Game Development Reference
gamers came expecting a challenging tower defense game, whereas casual players came expecting a fun puzzle
Create a Recognizable Brand That Unifies Your Games
As a web game developer, it's likely you're going to make many titles and that they're going to be hosted on
numerous sites that you don't directly control. You can, however, control your brand, which you can promote
within and throughout your game, to build player recognition—and hopefully, player loyalty. This was an in-
sight that helped drive the development of Nitrome.com , a casual web game site that now counts three million
monthly unique users.
“We make a lot more advertising money from someone playing the game on our own site than we do else-
where,” Nitrome's Matthew Annal tells me. “So a key aim is to attract users to our site. It is easy on other sites
for your game to get lost among the sea of other games out there, and even if users enjoy your game, they are
unlikely to check out your developer's site. If a user, however, realizes that other games they are enjoying are
all made by the same developer, you gain their trust, and they are much more likely to seek you out to see what
else you have produced.” At this point, you not only attract site visitors—and earn revenue from them—but also
you increase the chance of getting repeat visits and growing by word of mouth.
NOTE “[S]tart building your audience early on…it will take a long time and you may never get there, but
you have to plant the seed if you want it to grow,” says Matthew Annal.
For Nitrome, that meant building not only high-quality games, but also games that were recognizably from
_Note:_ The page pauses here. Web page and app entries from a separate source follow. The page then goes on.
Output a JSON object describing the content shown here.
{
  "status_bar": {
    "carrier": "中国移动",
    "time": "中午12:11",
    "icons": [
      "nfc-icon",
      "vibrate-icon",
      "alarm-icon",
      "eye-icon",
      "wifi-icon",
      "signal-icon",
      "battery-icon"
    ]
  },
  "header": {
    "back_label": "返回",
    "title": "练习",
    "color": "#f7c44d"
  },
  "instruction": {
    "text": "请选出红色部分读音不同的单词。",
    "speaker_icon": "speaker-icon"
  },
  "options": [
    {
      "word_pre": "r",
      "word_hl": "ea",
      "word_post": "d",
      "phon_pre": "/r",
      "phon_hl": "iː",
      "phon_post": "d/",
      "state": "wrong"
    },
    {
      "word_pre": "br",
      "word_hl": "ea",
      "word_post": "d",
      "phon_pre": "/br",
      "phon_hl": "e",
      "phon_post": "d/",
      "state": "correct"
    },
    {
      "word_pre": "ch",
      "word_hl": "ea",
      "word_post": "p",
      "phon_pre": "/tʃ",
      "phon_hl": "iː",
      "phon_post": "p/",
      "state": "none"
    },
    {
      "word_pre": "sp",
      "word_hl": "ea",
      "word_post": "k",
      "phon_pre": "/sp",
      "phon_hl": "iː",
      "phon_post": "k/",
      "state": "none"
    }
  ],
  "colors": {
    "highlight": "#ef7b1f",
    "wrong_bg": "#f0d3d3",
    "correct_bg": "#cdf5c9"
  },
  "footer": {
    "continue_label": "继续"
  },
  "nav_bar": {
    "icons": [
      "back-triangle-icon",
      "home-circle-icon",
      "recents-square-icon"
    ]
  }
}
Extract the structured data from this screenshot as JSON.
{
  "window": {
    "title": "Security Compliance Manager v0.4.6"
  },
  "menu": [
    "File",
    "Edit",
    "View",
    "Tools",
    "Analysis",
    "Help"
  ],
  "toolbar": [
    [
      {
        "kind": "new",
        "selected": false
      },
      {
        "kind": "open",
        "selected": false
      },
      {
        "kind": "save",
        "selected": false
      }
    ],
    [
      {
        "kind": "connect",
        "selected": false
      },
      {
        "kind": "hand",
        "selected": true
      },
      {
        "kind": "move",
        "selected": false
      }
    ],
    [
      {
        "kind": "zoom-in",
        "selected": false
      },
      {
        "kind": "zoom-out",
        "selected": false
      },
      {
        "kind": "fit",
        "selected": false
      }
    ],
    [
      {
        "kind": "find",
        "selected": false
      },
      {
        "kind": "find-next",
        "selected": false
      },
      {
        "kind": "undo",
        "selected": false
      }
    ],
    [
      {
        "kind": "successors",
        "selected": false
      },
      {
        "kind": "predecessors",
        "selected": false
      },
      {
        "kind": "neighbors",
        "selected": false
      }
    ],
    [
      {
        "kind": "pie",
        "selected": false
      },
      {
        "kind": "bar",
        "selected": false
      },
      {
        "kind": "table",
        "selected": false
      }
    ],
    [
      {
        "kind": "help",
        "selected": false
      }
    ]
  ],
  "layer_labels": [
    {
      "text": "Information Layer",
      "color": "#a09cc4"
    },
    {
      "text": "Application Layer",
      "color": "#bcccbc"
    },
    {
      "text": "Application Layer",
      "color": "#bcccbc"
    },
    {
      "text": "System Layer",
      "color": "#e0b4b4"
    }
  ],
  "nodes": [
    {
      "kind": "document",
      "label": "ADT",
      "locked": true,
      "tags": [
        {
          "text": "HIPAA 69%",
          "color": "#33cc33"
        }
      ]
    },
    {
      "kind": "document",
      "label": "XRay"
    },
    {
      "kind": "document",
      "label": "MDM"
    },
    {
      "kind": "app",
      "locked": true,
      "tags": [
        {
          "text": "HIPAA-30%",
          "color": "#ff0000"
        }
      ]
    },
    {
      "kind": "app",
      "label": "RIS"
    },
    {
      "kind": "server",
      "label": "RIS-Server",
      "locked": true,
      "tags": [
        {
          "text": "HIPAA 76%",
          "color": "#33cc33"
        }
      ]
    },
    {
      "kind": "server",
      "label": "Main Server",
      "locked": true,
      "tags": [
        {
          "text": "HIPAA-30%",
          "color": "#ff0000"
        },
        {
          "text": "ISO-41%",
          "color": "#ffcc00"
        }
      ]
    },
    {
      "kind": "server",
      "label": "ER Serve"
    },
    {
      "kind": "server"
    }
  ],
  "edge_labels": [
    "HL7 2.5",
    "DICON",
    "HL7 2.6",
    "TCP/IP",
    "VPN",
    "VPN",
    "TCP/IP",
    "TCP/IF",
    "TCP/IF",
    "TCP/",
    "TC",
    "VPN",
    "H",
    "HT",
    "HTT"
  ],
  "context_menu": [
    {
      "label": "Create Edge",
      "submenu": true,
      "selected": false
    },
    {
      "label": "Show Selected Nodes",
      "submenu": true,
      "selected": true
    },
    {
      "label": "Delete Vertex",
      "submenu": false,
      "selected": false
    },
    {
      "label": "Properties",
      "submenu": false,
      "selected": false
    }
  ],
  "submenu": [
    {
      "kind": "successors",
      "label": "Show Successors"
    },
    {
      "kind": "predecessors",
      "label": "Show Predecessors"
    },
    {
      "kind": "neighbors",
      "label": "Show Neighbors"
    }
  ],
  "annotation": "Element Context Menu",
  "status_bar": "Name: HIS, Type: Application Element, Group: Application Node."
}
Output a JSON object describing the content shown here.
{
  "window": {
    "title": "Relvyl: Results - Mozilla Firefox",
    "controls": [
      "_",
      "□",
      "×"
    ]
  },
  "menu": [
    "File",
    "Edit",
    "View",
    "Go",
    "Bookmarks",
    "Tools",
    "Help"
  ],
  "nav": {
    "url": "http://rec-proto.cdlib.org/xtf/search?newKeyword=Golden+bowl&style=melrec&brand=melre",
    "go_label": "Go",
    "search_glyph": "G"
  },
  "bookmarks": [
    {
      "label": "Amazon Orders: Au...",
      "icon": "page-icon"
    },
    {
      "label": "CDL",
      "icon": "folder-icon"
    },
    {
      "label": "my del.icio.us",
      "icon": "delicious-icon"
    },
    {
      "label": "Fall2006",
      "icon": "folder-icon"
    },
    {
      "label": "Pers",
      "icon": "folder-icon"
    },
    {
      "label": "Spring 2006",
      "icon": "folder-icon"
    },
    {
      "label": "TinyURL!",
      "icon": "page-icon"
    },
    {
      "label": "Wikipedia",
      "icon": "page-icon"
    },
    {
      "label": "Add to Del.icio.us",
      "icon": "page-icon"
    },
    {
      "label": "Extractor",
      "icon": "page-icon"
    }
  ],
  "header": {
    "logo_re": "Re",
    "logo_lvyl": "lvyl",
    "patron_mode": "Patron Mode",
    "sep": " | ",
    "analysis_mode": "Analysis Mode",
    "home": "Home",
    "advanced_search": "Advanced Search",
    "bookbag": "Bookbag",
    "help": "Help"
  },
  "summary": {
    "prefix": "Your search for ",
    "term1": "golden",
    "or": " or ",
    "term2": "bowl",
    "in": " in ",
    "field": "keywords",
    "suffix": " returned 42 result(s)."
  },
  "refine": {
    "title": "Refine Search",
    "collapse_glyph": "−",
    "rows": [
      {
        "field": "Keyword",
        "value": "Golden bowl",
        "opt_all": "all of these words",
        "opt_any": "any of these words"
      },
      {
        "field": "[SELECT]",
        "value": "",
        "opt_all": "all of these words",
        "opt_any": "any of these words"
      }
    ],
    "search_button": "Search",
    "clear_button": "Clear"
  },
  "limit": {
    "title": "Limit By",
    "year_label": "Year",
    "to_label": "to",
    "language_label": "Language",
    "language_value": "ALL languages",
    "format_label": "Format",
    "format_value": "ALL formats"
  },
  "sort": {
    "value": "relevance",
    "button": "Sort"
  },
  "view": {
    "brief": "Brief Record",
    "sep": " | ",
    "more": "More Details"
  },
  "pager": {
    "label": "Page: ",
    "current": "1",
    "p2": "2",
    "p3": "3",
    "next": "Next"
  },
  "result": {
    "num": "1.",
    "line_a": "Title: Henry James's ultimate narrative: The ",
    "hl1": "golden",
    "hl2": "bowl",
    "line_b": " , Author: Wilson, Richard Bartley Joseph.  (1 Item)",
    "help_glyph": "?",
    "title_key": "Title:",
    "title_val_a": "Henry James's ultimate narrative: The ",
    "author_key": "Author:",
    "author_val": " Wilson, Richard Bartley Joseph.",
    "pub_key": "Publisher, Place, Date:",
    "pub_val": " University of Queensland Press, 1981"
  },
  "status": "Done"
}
the same developer (see Figure 8-2 ). This meant creating consistent visuals (it's why all Nitrome games have a